Children are the heart of everything. UNICEF has the most all-embracing mandate in regards to everyone under 18 years old and it is an honor and a privilege to be a part of them today. I got involved with Unicef while working with the World Food Program (WFP) in Mali, as I sought to promote an enhanced collaboration between WFP and UNICEF concerning street children and for education/school canteens. I am deeply grateful for the opportunity to start with WFP, an organization that I admire for its efficiency on the ground and for everything I learned within their great Mali team. After three years I felt that my advocacy opportunities in regards to children’s rights were limited within WFP and I joyfully accepted the opportunity to apply for UNICEF in Chad.
You work in Communications for the Haiti office. What are some of the challenges with immunizations in Haiti?
The core challenge in communication for immunization and for many other programmatic sectors that we work in, is the ever decreasing interest that donors have in Haiti. Much has happened over the past years and six years after the Earthquake, significant issues that jeopardize the well being of children and their families remain today. Is the right of a girl to be protected from measles who is born in Port-au-Prince, less valuable than the right of a boy who is born in Berlin? The challenge of communication is to overcome this ‘fatigue’. The attention of media and donors has moved on to new crisis spots, yet the children of Haiti continue to have rights and needs – responding to those needs is the prime responsibility of the government, but until every child is vaccinated, has access to clean water, sufficient food and education, and is protected from violence and abuse, we cannot stop our efforts.
How did you hear about the Shot@Life campaign and what recent work have you done with them?
The UN Foundation has an amazing capacity to support immunization programs on the ground and Unicef is the largest supplier of vaccines worldwide. Together with the World Health Organization, one of the principal players in regards to children’s health, the partnership between UNICEF and the UN Foundation has been going on in many countries for many years. The Shot@Life campaign is a beautiful initiative that I had been following from afar. In 2015 I got the opportunity to work directly with Shot@Life with a multimedia package concerning immunization in Haiti. (Thank you for this!)

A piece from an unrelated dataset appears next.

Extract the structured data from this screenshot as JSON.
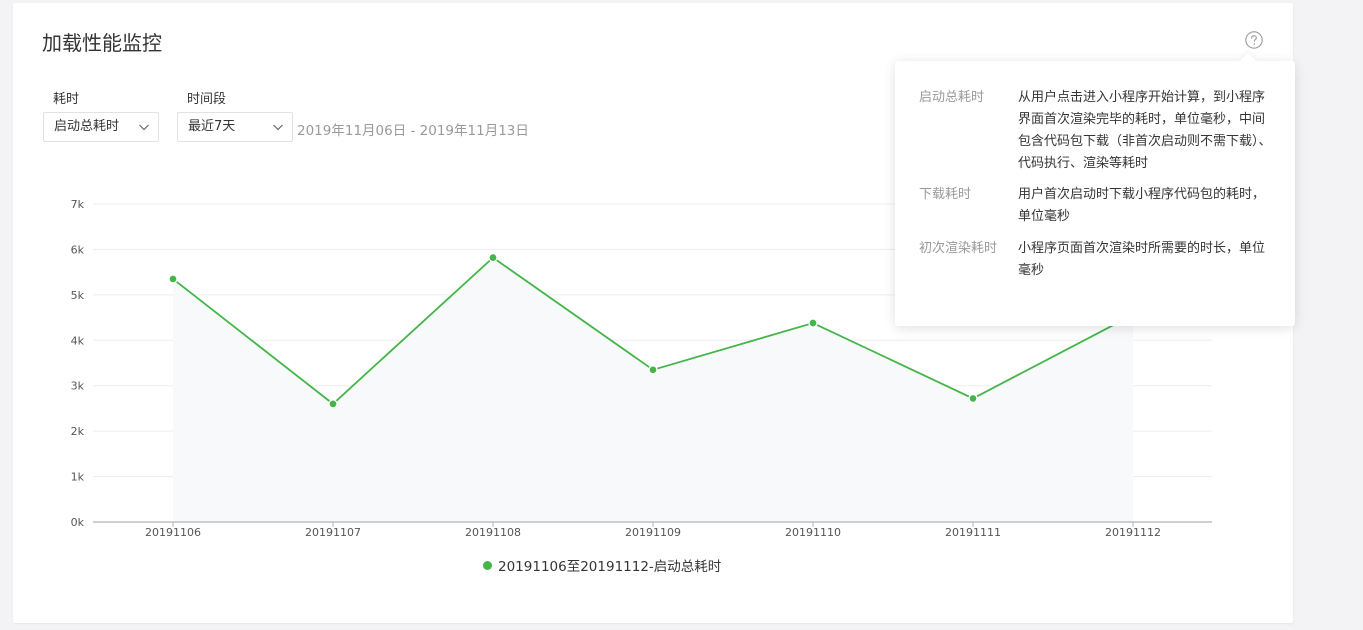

What is your vision for Haiti’s future?
My vision is a country where every girl and every boy has a fair chance to live and blossom. I dream of Haiti (and of the world) as a place where individuals acknowledge that the happiness of those who surround them is directly related to their own happiness and do something about it.
This video shares the journey of one Mother who walks miles across Haiti to access vaccines for her daughter at a health clinic. Her willingness to overcome any obstacle shows the lengths she’s willing to go to give her daughter a shot at a healthy life thanks to lifesaving vaccines.